The records below must be returned in full and unaltered.
- - - - - - -
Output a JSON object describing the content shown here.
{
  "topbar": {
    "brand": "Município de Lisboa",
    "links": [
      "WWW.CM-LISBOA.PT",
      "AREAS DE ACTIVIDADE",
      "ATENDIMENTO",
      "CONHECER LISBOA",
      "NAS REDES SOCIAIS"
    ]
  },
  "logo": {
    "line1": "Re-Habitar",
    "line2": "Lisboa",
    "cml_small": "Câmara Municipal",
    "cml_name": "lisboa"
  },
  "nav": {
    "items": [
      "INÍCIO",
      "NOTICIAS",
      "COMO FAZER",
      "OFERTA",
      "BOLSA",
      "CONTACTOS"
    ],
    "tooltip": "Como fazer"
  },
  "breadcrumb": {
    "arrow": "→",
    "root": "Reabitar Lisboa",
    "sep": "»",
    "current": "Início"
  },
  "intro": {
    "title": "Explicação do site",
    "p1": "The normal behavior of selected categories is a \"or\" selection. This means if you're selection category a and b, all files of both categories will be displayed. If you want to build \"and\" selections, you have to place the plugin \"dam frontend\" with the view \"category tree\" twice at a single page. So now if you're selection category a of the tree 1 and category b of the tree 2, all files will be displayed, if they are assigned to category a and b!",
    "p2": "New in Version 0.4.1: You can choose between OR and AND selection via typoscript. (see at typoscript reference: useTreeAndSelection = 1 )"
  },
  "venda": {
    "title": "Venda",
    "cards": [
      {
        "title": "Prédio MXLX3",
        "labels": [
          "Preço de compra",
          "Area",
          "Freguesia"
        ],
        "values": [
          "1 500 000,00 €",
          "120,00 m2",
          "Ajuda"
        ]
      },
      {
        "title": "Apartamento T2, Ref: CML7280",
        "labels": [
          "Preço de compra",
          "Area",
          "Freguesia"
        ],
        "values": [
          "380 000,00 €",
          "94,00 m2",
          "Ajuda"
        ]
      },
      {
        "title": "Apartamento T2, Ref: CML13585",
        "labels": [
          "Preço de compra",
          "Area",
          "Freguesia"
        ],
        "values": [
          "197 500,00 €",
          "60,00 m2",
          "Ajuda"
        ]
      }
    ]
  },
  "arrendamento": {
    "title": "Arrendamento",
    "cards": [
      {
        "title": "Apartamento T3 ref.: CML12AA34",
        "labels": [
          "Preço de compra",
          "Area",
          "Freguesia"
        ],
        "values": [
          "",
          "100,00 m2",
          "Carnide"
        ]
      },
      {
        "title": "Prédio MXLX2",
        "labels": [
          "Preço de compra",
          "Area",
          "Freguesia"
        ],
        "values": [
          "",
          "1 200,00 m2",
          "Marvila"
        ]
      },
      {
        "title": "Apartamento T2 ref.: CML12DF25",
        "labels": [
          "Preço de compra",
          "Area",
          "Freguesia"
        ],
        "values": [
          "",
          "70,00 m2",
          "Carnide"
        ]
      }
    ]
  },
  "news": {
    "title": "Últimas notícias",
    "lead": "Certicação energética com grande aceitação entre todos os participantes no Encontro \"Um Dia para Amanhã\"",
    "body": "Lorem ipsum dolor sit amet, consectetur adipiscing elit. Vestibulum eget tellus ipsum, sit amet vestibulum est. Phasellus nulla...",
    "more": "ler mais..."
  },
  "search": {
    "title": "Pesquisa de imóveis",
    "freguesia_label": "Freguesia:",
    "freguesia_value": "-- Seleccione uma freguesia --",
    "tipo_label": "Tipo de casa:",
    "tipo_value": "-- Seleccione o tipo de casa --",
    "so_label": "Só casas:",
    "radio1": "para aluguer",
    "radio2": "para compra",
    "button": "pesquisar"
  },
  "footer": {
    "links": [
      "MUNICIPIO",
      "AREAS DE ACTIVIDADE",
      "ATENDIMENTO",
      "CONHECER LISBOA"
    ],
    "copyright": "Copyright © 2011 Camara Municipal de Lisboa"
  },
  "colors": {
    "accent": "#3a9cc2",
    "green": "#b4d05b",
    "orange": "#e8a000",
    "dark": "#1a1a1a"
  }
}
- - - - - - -
Reply to the task:
Output a JSON object describing the content shown here.
{
  "topbar": {
    "brand": "Município de Lisboa",
    "links": [
      "WWW.CM-LISBOA.PT",
      "AREAS DE ACTIVIDADE",
      "ATENDIMENTO",
      "CONHECER LISBOA",
      "NAS REDES SOCIAIS"
    ]
  },
  "logo": {
    "line1": "Re-Habitar",
    "line2": "Lisboa",
    "cml_small": "Câmara Municipal",
    "cml_name": "lisboa"
  },
  "nav": {
    "items": [
      "INÍCIO",
      "NOTICIAS",
      "COMO FAZER",
      "OFERTA",
      "BOLSA",
      "CONTACTOS"
    ],
    "tooltip": "Como fazer"
  },
  "breadcrumb": {
    "arrow": "→",
    "root": "Reabitar Lisboa",
    "sep": "»",
    "current": "Início"
  },
  "intro": {
    "title": "Explicação do site",
    "p1": "The normal behavior of selected categories is a \"or\" selection. This means if you're selection category a and b, all files of both categories will be displayed. If you want to build \"and\" selections, you have to place the plugin \"dam frontend\" with the view \"category tree\" twice at a single page. So now if you're selection category a of the tree 1 and category b of the tree 2, all files will be displayed, if they are assigned to category a and b!",
    "p2": "New in Version 0.4.1: You can choose between OR and AND selection via typoscript. (see at typoscript reference: useTreeAndSelection = 1 )"
  },
  "venda": {
    "title": "Venda",
    "cards": [
      {
        "title": "Prédio MXLX3",
        "labels": [
          "Preço de compra",
          "Area",
          "Freguesia"
        ],
        "values": [
          "1 500 000,00 €",
          "120,00 m2",
          "Ajuda"
        ]
      },
      {
        "title": "Apartamento T2, Ref: CML7280",
        "labels": [
          "Preço de compra",
          "Area",
          "Freguesia"
        ],
        "values": [
          "380 000,00 €",
          "94,00 m2",
          "Ajuda"
        ]
      },
      {
        "title": "Apartamento T2, Ref: CML13585",
        "labels": [
          "Preço de compra",
          "Area",
          "Freguesia"
        ],
        "values": [
          "197 500,00 €",
          "60,00 m2",
          "Ajuda"
        ]
      }
    ]
  },
  "arrendamento": {
    "title": "Arrendamento",
    "cards": [
      {
        "title": "Apartamento T3 ref.: CML12AA34",
        "labels": [
          "Preço de compra",
          "Area",
          "Freguesia"
        ],
        "values": [
          "",
          "100,00 m2",
          "Carnide"
        ]
      },
      {
        "title": "Prédio MXLX2",
        "labels": [
          "Preço de compra",
          "Area",
          "Freguesia"
        ],
        "values": [
          "",
          "1 200,00 m2",
          "Marvila"
        ]
      },
      {
        "title": "Apartamento T2 ref.: CML12DF25",
        "labels": [
          "Preço de compra",
          "Area",
          "Freguesia"
        ],
        "values": [
          "",
          "70,00 m2",
          "Carnide"
        ]
      }
    ]
  },
  "news": {
    "title": "Últimas notícias",
    "lead": "Certicação energética com grande aceitação entre todos os participantes no Encontro \"Um Dia para Amanhã\"",
    "body": "Lorem ipsum dolor sit amet, consectetur adipiscing elit. Vestibulum eget tellus ipsum, sit amet vestibulum est. Phasellus nulla...",
    "more": "ler mais..."
  },
  "search": {
    "title": "Pesquisa de imóveis",
    "freguesia_label": "Freguesia:",
    "freguesia_value": "-- Seleccione uma freguesia --",
    "tipo_label": "Tipo de casa:",
    "tipo_value": "-- Seleccione o tipo de casa --",
    "so_label": "Só casas:",
    "radio1": "para aluguer",
    "radio2": "para compra",
    "button": "pesquisar"
  },
  "footer": {
    "links": [
      "MUNICIPIO",
      "AREAS DE ACTIVIDADE",
      "ATENDIMENTO",
      "CONHECER LISBOA"
    ],
    "copyright": "Copyright © 2011 Camara Municipal de Lisboa"
  },
  "colors": {
    "accent": "#3a9cc2",
    "green": "#b4d05b",
    "orange": "#e8a000",
    "dark": "#1a1a1a"
  }
}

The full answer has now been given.